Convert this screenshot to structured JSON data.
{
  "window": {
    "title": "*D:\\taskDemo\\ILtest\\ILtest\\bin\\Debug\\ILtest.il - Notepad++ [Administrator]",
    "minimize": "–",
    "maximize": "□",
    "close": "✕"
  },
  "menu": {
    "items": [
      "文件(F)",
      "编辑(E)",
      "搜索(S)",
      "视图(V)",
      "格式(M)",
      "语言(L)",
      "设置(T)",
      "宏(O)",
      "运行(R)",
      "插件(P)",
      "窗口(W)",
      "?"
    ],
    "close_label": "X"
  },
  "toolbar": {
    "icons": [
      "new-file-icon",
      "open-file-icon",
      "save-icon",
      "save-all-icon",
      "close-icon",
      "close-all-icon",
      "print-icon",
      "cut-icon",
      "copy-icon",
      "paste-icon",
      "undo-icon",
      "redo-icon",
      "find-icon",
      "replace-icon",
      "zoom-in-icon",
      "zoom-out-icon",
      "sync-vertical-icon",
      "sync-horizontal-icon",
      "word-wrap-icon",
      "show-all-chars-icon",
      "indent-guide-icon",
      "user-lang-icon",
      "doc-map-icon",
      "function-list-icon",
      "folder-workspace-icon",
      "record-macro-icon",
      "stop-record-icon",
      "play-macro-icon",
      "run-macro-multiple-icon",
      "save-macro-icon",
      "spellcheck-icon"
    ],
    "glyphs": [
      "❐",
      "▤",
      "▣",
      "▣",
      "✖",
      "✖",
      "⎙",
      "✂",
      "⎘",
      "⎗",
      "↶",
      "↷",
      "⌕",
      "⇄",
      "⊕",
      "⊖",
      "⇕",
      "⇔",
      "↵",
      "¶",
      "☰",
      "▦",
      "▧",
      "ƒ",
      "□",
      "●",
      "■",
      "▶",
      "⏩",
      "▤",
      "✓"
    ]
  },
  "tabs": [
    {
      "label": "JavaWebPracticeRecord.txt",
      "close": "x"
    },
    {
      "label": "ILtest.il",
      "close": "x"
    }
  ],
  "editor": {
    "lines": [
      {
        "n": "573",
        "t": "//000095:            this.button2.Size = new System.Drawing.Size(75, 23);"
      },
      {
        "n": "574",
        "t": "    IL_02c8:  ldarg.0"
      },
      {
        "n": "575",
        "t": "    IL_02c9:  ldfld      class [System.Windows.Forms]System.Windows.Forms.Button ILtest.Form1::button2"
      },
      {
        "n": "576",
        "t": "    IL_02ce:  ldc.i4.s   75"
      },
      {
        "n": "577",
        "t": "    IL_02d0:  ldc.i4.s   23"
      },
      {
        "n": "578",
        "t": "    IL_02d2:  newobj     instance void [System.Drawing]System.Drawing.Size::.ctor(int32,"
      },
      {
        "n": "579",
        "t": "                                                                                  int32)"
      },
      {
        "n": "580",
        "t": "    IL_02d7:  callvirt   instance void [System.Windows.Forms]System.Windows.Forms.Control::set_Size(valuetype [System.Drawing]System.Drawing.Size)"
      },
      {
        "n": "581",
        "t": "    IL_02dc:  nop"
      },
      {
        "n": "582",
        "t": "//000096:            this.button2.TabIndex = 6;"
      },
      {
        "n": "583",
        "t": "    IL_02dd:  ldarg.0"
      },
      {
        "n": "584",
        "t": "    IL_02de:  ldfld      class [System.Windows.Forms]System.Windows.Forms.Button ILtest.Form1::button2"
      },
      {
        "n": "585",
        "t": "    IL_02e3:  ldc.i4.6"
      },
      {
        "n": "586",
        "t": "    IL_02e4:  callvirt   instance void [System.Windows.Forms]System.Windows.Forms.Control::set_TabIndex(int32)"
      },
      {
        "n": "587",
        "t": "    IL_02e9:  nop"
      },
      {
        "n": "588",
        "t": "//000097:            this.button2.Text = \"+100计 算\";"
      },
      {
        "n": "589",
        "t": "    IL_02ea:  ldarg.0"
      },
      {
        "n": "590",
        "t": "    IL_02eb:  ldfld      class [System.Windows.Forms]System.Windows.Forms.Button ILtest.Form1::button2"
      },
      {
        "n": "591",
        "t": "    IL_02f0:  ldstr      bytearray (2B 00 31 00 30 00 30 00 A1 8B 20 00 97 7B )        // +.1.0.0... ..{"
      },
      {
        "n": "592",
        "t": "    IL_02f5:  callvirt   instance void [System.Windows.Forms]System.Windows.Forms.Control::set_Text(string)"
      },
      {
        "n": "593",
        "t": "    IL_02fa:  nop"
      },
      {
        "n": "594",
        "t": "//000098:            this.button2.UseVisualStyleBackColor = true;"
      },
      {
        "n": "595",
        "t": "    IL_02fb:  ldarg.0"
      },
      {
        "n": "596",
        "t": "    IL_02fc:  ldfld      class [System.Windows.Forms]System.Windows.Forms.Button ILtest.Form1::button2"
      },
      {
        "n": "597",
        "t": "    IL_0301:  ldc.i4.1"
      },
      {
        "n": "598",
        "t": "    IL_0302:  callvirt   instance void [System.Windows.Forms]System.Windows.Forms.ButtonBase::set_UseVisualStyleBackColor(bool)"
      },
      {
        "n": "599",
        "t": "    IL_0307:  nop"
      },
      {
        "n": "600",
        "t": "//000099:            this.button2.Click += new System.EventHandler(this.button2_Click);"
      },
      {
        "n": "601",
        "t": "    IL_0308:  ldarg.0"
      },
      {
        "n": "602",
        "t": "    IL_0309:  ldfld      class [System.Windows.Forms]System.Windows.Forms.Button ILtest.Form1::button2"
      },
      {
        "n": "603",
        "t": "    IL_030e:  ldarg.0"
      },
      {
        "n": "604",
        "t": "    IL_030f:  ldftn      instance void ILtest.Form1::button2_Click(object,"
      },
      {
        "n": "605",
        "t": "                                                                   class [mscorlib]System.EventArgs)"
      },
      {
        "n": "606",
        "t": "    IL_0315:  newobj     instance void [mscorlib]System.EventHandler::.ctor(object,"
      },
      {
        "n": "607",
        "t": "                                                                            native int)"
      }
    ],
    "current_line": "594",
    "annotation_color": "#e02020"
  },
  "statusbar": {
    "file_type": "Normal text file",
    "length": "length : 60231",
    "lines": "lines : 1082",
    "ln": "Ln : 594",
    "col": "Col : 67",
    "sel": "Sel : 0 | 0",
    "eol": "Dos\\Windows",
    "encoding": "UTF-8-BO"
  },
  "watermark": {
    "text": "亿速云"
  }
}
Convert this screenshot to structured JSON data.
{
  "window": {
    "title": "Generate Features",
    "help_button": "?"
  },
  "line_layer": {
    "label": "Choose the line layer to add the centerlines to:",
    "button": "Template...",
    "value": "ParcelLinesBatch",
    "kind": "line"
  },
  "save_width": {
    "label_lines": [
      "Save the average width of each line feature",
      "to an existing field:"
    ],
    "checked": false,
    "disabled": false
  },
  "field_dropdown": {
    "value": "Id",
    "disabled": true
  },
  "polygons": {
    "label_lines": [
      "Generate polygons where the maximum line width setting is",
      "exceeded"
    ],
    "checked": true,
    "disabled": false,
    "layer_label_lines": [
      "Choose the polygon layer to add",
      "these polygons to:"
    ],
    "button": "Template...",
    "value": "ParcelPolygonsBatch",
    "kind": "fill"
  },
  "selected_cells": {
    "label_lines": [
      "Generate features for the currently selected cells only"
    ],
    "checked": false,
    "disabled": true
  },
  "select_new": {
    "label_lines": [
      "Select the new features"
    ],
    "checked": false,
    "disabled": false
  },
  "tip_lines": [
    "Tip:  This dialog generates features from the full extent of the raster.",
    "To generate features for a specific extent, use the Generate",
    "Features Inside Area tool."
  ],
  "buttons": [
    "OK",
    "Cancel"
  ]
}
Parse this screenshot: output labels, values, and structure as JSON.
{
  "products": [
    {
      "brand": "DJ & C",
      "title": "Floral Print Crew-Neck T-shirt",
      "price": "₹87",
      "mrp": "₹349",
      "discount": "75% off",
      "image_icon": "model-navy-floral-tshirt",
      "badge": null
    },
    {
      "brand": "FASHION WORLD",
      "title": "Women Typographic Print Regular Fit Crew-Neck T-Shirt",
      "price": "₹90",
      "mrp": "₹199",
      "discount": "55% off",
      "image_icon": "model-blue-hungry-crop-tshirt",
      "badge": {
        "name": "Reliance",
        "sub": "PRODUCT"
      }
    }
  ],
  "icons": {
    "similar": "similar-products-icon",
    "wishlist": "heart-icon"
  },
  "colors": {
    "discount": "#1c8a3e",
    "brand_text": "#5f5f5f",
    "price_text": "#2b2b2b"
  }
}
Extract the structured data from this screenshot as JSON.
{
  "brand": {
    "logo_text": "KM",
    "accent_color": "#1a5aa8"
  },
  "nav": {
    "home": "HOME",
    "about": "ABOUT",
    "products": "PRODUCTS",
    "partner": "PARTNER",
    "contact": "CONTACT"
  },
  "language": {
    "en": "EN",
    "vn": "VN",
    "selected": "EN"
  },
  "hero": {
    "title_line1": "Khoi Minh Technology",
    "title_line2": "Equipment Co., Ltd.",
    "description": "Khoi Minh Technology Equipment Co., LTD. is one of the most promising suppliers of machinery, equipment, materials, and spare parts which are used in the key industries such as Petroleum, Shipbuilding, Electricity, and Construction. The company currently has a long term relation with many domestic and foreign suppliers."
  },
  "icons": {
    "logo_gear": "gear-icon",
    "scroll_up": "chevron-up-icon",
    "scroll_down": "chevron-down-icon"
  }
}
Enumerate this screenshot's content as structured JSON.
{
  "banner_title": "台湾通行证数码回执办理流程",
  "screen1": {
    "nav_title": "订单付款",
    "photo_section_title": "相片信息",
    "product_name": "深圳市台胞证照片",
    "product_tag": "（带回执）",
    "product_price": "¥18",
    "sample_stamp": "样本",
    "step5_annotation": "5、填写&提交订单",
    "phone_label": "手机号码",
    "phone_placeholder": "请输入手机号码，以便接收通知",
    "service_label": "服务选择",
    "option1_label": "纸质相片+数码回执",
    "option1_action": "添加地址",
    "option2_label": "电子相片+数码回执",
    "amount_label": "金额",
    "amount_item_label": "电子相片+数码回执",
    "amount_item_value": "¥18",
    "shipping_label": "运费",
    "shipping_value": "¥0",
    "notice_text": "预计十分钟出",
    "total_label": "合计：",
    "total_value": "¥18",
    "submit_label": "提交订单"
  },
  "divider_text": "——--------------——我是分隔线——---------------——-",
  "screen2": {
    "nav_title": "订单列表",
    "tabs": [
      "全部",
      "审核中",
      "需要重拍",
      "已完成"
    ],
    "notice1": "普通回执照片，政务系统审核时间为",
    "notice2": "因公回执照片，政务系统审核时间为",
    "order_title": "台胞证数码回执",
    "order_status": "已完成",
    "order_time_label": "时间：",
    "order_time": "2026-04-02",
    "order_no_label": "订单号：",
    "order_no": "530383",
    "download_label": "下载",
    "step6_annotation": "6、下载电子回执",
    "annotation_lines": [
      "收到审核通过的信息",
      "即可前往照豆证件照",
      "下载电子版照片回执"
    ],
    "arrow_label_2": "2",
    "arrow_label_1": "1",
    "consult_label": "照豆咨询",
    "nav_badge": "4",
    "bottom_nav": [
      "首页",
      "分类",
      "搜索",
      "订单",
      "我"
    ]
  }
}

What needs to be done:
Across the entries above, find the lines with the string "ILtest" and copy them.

Solution for this problem:
    "title": "*D:\\taskDemo\\ILtest\\ILtest\\bin\\Debug\\ILtest.il - Notepad++ [Administrator]",
      "label": "ILtest.il",
        "t": "    IL_02c9:  ldfld      class [System.Windows.Forms]System.Windows.Forms.Button ILtest.Form1::button2"
        "t": "    IL_02de:  ldfld      class [System.Windows.Forms]System.Windows.Forms.Button ILtest.Form1::button2"
        "t": "    IL_02eb:  ldfld      class [System.Windows.Forms]System.Windows.Forms.Button ILtest.Form1::button2"
        "t": "    IL_02fc:  ldfld      class [System.Windows.Forms]System.Windows.Forms.Button ILtest.Form1::button2"
        "t": "    IL_0309:  ldfld      class [System.Windows.Forms]System.Windows.Forms.Button ILtest.Form1::button2"
        "t": "    IL_030f:  ldftn      instance void ILtest.Form1::button2_Click(object,"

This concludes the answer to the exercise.